** Data excerpts follows **

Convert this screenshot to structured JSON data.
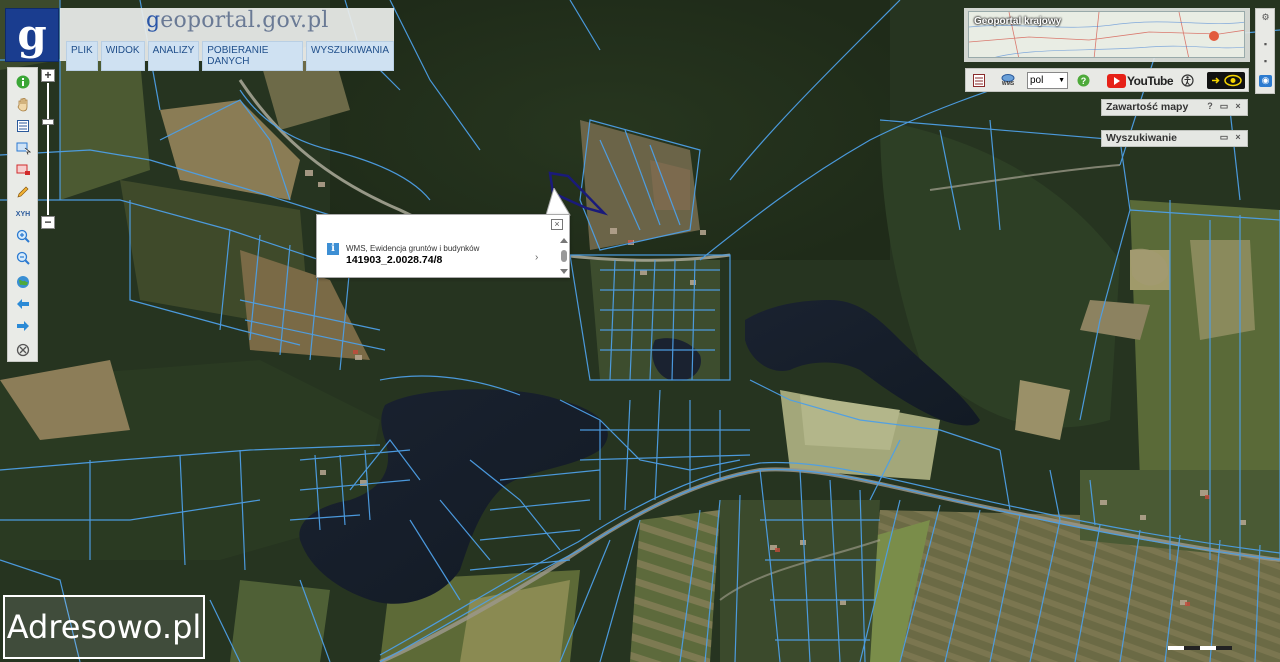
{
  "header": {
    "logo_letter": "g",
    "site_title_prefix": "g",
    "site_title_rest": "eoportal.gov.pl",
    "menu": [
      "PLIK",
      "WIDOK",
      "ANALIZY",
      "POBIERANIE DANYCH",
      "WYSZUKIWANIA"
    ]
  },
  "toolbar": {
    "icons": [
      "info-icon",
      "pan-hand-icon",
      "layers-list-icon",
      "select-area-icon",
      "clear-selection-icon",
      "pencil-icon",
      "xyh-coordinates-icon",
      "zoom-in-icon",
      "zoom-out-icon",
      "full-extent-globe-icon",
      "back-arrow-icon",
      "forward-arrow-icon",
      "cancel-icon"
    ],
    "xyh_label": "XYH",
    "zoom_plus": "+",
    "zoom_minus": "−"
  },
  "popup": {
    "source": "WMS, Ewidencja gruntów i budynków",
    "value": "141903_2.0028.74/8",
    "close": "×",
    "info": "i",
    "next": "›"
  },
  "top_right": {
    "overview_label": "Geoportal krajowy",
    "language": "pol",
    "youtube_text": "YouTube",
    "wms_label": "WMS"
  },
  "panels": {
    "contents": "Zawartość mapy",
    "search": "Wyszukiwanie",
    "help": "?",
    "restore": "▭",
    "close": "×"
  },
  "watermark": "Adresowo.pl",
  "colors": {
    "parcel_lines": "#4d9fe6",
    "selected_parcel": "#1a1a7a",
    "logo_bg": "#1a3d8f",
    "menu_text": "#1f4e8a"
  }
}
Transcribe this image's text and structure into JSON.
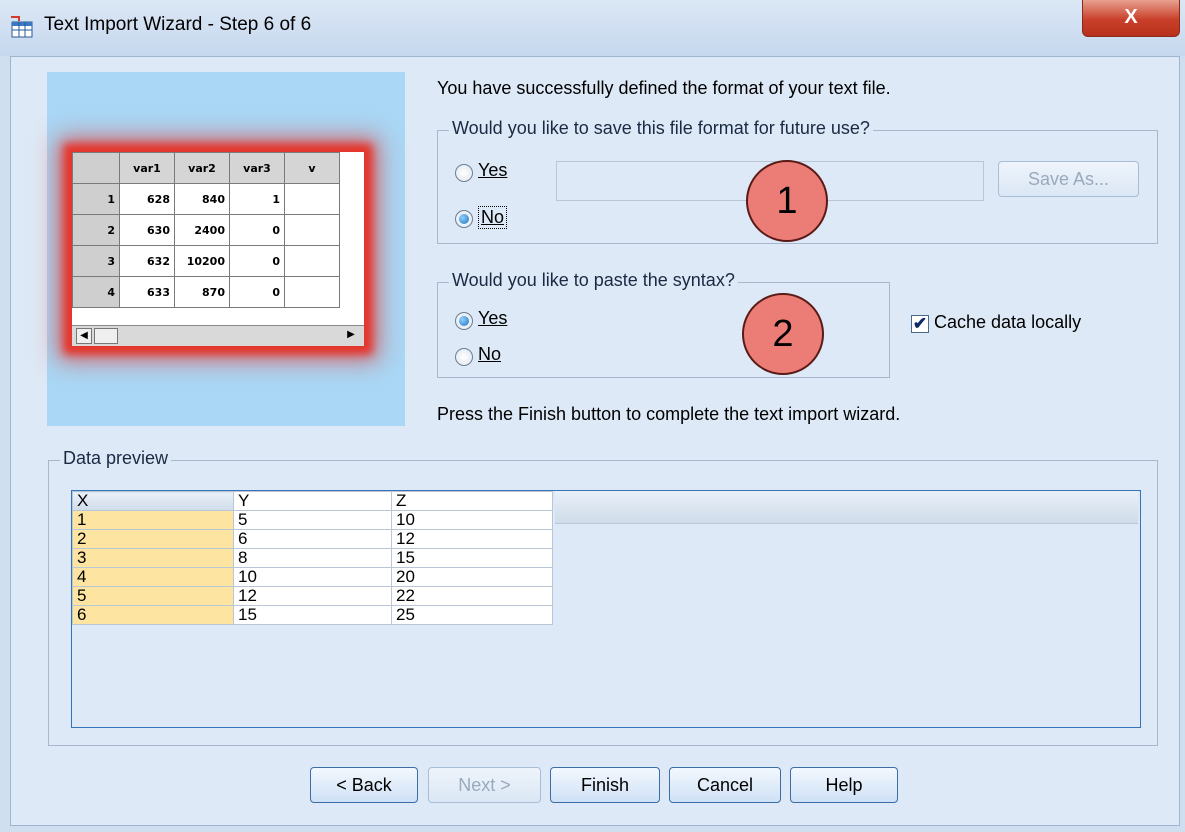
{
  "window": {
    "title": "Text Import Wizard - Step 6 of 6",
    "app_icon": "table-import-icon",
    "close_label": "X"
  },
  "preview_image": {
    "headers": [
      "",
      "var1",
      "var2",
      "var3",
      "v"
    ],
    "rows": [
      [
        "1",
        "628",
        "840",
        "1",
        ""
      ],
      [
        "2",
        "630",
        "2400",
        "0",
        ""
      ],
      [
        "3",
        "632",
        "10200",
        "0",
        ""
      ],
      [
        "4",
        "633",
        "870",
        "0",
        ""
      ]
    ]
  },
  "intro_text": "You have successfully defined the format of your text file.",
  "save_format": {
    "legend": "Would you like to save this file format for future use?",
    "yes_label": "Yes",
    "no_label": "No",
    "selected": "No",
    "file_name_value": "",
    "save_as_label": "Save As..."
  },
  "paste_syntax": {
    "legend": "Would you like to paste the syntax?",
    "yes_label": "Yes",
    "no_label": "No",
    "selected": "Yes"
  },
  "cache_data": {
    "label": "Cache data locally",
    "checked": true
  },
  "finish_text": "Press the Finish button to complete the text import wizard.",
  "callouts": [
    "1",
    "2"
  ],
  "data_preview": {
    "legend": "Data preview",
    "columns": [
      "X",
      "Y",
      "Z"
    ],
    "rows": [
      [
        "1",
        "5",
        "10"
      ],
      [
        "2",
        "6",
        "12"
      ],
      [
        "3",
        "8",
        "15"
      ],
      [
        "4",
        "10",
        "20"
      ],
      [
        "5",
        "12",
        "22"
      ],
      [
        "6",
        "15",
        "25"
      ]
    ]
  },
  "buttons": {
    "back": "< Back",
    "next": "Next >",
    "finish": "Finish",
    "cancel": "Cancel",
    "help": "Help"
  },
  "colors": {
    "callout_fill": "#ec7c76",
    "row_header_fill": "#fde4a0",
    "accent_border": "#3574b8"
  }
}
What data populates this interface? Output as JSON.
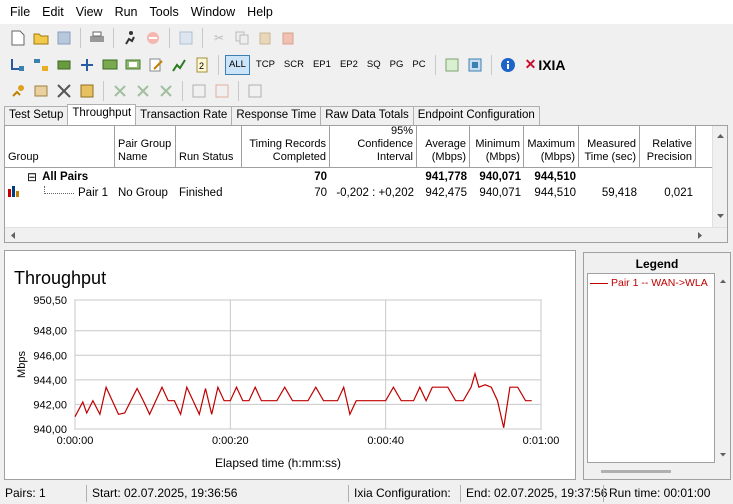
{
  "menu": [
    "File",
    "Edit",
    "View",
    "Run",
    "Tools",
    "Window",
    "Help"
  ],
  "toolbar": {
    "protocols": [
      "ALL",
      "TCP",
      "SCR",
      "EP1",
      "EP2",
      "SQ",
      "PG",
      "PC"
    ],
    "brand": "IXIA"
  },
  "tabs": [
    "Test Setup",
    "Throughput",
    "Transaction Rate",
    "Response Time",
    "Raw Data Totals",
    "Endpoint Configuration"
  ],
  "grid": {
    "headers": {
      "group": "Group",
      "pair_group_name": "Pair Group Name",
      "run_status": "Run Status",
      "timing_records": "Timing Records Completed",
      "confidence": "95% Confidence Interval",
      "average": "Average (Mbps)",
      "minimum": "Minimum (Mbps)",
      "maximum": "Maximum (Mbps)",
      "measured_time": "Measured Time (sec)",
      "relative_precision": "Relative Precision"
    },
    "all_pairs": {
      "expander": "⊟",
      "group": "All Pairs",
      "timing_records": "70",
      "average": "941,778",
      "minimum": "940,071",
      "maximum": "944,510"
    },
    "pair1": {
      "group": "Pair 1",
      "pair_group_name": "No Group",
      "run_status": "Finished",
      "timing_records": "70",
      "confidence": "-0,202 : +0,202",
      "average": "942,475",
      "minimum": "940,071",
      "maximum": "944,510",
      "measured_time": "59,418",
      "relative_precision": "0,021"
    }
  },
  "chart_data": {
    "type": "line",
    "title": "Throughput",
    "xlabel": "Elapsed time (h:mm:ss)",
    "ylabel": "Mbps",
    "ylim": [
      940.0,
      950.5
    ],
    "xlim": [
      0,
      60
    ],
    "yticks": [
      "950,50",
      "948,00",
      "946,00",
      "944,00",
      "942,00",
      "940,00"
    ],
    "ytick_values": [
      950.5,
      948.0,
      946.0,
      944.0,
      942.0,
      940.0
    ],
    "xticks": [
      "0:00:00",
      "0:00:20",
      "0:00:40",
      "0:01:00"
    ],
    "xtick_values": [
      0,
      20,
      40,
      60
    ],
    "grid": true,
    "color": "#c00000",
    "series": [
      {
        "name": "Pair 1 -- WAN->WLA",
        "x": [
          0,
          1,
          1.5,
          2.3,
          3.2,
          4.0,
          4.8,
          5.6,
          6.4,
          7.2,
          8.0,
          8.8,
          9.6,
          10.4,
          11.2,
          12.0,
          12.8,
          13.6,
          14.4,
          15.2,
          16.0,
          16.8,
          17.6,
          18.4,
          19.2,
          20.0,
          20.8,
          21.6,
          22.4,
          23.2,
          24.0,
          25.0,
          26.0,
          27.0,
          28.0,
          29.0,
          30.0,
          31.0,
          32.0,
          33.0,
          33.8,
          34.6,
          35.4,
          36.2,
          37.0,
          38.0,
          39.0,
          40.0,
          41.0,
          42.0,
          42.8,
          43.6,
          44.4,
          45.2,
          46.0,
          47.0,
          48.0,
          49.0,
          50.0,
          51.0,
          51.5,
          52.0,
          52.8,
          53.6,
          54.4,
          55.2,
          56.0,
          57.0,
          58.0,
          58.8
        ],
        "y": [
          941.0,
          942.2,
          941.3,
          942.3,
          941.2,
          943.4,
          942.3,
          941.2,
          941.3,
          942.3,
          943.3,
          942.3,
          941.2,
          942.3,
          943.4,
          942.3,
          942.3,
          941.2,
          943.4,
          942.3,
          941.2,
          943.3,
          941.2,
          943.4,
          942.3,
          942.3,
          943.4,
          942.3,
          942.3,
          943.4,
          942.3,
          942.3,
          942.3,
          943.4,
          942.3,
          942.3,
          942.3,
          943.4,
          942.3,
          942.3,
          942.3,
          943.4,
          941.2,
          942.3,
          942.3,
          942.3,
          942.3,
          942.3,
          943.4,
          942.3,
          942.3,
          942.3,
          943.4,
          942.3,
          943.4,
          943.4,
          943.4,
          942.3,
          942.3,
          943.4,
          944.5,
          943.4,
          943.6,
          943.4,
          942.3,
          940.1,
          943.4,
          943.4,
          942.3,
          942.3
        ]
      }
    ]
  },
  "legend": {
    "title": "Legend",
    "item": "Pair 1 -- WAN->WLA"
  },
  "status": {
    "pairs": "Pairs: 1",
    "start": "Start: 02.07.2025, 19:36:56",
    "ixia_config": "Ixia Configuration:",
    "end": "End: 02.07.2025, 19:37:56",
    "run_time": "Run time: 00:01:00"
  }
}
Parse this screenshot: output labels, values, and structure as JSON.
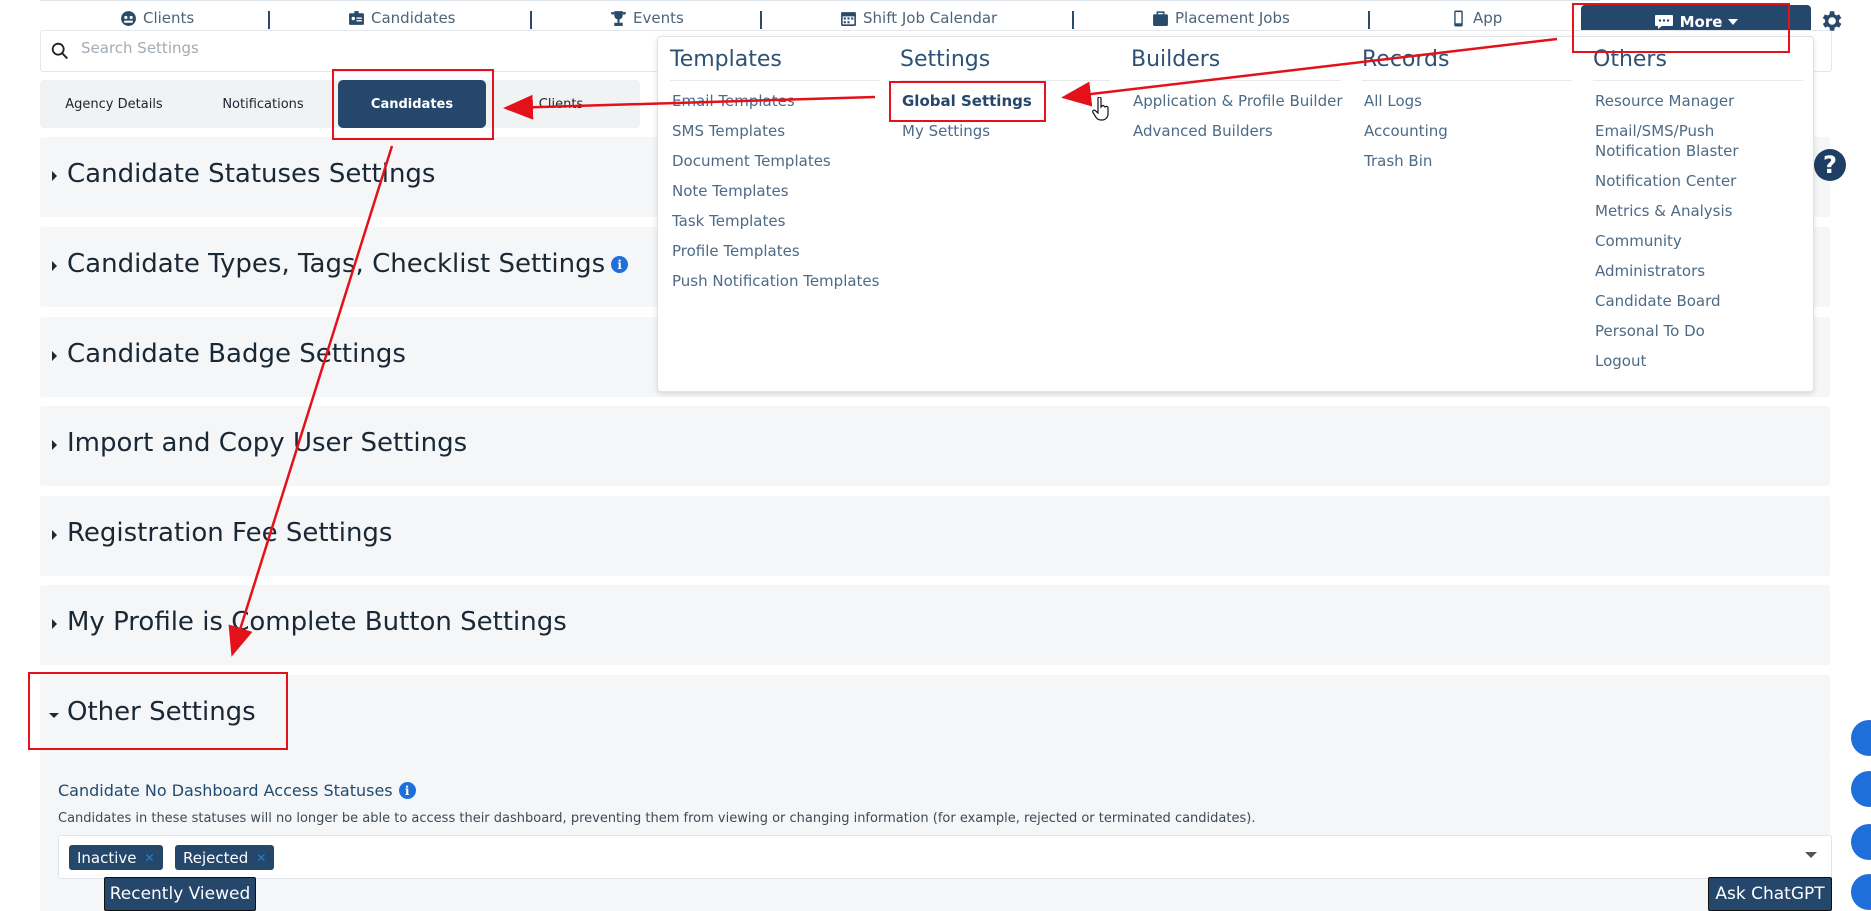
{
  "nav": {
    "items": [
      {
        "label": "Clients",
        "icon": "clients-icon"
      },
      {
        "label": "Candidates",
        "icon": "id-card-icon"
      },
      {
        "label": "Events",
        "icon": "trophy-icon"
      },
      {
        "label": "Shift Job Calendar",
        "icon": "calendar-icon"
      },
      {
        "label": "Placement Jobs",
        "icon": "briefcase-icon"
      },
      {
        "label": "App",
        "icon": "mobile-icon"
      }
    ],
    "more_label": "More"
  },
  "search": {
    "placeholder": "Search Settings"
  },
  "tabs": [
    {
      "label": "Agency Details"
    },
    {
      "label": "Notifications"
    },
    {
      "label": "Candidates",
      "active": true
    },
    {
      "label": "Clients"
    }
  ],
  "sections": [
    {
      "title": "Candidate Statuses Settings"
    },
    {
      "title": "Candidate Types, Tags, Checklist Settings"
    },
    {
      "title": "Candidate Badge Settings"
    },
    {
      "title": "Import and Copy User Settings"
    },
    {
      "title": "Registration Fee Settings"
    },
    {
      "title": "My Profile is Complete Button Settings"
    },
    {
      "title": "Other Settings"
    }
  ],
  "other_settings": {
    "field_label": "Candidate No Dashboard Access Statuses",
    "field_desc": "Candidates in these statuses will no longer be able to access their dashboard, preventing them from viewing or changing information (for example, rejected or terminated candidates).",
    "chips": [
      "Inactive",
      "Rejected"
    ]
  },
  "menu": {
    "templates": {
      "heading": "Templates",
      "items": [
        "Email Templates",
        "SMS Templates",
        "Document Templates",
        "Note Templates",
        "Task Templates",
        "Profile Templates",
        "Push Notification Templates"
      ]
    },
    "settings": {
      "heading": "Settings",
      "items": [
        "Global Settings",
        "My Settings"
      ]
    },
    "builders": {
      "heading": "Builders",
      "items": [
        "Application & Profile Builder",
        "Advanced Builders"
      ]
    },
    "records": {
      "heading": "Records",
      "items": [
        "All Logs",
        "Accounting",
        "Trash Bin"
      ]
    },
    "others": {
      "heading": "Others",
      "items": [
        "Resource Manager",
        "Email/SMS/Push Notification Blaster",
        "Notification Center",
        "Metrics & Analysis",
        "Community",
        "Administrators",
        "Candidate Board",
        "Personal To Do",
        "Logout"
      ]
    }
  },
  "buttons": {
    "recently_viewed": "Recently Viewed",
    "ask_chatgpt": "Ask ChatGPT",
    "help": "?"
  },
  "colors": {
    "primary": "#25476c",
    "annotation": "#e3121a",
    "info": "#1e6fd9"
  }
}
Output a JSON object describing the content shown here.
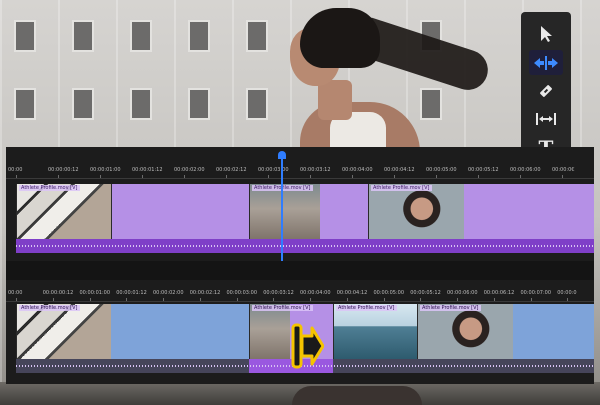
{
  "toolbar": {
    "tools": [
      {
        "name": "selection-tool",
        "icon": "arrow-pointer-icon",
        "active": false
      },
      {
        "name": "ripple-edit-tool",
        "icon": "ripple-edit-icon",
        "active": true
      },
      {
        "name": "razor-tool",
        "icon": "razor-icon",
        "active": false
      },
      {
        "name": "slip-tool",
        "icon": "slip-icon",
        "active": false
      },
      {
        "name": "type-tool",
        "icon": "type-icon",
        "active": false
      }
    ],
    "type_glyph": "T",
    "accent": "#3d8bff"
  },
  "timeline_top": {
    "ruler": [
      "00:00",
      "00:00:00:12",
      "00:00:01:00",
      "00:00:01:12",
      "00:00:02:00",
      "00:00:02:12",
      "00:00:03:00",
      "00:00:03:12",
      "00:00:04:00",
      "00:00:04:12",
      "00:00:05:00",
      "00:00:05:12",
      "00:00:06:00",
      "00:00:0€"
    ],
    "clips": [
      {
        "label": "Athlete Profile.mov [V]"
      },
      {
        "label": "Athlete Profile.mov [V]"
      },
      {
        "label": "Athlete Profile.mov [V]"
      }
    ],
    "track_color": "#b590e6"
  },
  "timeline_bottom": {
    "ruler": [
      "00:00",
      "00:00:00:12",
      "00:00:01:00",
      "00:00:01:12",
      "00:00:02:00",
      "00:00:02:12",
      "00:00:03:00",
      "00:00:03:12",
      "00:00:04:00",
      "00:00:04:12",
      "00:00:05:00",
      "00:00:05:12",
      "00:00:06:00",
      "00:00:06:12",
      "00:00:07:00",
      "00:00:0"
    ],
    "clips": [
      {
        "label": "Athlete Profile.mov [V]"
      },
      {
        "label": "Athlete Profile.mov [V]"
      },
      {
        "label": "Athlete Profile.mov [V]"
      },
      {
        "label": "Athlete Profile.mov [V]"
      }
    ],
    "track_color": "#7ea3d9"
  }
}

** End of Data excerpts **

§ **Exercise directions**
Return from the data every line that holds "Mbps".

§ **Answer for this exercise**
      "average": "Average (Mbps)",
      "minimum": "Minimum (Mbps)",
      "maximum": "Maximum (Mbps)",
    "ylabel": "Mbps",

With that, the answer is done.